__WHAT IS REQUIRED__: Each line below that contains the word "icon" must be copied.

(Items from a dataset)
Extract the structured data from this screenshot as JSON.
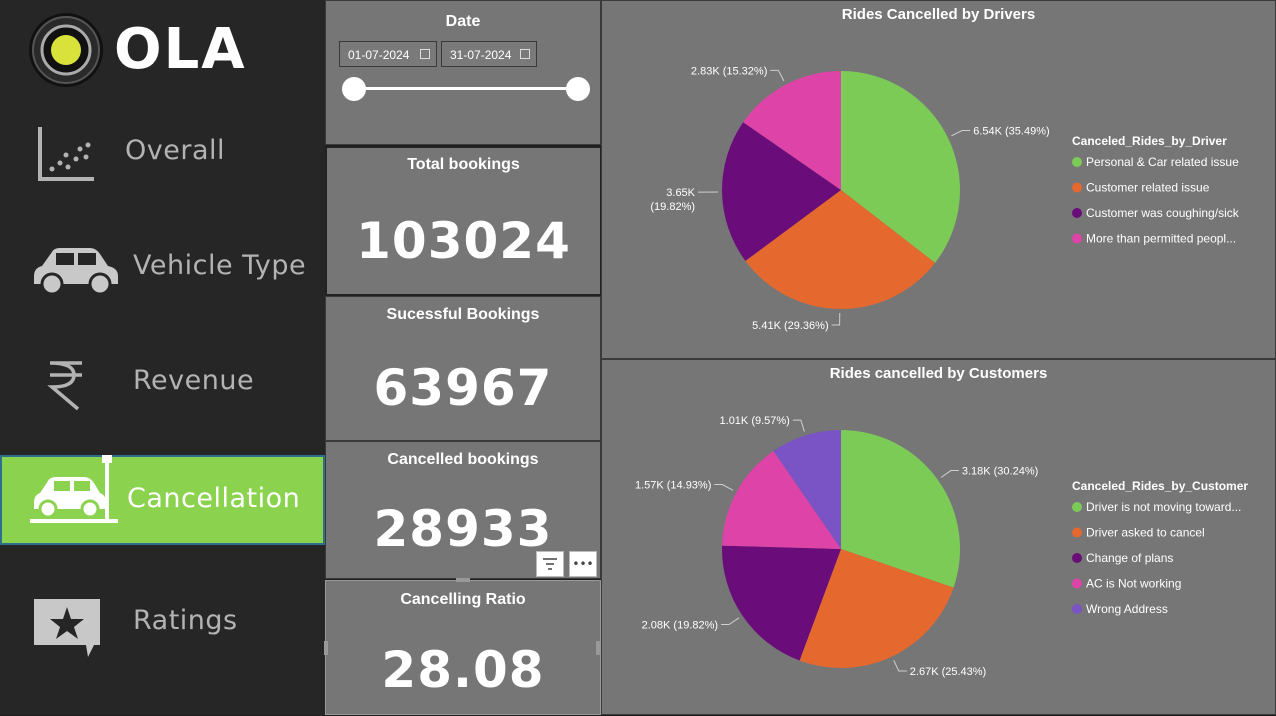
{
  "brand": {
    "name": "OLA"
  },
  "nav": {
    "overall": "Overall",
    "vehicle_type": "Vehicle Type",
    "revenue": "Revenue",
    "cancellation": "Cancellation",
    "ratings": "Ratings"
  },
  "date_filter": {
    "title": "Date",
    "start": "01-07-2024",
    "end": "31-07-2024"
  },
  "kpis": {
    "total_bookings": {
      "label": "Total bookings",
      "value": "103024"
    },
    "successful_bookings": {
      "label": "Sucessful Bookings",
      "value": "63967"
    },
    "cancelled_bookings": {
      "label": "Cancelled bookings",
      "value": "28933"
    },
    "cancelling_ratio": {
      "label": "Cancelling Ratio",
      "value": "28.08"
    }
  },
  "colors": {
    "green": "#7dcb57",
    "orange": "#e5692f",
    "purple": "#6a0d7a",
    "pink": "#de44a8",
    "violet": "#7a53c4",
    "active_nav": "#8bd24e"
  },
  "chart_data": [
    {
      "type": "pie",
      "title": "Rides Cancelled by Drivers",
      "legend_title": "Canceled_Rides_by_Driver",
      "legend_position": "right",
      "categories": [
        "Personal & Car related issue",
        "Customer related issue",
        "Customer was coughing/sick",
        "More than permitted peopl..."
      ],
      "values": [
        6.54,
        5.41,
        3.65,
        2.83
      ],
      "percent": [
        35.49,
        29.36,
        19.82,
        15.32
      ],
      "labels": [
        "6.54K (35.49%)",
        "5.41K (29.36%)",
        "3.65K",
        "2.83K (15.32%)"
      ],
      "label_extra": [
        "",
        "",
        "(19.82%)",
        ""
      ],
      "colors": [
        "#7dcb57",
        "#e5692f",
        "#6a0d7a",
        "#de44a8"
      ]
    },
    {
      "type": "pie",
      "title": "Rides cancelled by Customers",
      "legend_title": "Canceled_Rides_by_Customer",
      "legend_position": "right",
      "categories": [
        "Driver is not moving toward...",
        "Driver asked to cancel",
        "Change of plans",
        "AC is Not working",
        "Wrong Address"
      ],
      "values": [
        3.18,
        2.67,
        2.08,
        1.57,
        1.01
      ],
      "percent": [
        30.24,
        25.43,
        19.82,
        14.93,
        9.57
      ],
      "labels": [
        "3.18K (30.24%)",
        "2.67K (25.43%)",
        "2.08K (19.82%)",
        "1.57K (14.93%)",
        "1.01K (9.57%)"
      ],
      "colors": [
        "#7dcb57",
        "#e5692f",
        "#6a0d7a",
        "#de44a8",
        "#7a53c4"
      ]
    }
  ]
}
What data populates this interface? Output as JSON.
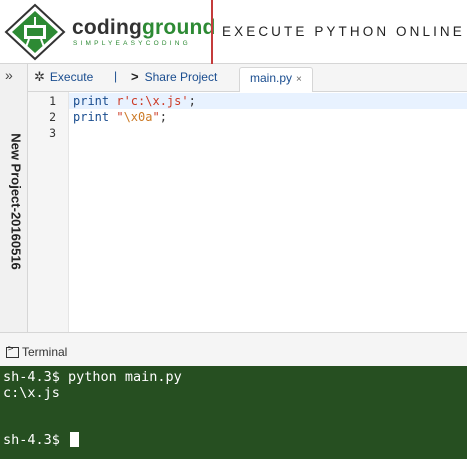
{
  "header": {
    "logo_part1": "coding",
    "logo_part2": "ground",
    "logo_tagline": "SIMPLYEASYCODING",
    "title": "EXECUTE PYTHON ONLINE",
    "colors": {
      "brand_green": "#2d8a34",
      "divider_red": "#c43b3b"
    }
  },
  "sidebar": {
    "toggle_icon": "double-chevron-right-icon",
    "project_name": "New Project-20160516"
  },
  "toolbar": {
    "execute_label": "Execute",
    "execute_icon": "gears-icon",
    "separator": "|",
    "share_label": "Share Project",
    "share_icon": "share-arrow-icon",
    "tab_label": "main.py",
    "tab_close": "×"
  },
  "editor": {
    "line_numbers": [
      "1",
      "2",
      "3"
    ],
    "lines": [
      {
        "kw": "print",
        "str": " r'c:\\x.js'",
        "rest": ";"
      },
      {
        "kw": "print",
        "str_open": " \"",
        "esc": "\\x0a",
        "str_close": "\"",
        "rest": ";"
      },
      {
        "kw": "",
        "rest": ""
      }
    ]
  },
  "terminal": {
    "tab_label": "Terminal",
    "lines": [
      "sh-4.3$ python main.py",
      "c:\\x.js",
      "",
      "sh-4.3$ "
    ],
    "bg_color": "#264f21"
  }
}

__EXERCISE ANSWER__:
    "toggle_icon": "double-chevron-right-icon",
    "execute_icon": "gears-icon",
    "share_icon": "share-arrow-icon",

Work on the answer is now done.